Data records for software interfaces:
····················
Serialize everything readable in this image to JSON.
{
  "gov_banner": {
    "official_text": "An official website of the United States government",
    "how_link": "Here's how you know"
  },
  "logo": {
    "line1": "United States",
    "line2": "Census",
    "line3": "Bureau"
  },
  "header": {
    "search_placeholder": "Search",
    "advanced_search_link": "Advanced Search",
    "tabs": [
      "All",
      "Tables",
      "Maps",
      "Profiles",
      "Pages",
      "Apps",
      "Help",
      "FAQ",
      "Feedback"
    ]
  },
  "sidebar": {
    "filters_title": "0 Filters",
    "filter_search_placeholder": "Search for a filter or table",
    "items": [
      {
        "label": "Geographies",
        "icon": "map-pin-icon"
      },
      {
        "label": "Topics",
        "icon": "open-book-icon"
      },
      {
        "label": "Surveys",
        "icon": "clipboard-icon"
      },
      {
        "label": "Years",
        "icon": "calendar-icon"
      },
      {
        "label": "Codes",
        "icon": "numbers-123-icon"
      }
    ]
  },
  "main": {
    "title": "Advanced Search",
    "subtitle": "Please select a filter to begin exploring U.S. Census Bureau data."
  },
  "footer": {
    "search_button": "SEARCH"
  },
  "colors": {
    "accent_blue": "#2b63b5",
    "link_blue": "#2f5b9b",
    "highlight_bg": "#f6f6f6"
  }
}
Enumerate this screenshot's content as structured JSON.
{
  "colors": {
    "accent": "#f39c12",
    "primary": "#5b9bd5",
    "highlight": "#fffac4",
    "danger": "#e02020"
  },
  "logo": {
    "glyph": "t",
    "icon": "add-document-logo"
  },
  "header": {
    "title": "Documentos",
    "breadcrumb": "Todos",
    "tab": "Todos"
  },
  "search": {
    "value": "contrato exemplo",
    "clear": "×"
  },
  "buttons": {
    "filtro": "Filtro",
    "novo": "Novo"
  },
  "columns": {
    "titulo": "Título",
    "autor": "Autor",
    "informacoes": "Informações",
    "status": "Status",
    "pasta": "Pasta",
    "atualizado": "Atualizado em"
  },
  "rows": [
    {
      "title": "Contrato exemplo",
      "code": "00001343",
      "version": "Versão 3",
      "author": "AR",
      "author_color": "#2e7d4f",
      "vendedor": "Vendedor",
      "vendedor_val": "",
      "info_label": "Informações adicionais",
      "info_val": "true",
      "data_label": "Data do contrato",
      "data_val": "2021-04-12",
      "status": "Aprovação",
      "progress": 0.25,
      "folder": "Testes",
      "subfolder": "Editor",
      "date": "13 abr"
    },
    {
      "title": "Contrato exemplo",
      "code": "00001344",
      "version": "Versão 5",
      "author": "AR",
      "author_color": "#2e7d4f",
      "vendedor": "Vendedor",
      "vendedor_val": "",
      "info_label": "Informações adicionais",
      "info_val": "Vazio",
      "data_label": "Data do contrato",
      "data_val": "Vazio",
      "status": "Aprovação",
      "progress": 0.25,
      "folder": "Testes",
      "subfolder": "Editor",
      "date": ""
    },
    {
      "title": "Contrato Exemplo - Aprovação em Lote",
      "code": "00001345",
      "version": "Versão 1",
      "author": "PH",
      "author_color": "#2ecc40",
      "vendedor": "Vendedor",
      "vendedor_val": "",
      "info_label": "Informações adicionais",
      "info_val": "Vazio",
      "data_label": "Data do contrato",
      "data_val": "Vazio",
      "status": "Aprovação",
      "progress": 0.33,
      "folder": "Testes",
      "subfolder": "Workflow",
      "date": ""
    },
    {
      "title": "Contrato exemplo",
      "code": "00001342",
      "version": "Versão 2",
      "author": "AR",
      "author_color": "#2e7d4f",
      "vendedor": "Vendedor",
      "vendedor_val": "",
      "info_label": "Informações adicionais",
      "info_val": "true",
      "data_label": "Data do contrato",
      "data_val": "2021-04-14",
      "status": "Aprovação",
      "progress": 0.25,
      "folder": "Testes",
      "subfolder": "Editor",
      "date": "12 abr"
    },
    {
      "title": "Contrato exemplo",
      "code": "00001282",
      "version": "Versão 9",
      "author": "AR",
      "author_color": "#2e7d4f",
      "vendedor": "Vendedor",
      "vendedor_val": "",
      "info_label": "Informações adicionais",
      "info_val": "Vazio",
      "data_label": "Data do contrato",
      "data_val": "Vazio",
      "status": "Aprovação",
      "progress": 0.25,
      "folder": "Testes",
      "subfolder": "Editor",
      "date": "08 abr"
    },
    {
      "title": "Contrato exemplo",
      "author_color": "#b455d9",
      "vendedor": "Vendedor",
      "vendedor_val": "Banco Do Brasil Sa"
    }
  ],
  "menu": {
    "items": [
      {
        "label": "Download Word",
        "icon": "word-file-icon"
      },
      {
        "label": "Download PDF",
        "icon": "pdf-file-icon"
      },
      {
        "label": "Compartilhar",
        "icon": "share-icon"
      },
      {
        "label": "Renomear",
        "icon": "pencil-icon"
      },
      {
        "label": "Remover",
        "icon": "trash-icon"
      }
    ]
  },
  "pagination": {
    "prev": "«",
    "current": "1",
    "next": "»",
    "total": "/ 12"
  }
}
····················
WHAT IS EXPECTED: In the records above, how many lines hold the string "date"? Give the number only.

SOLUTION TO THIS TASK: 5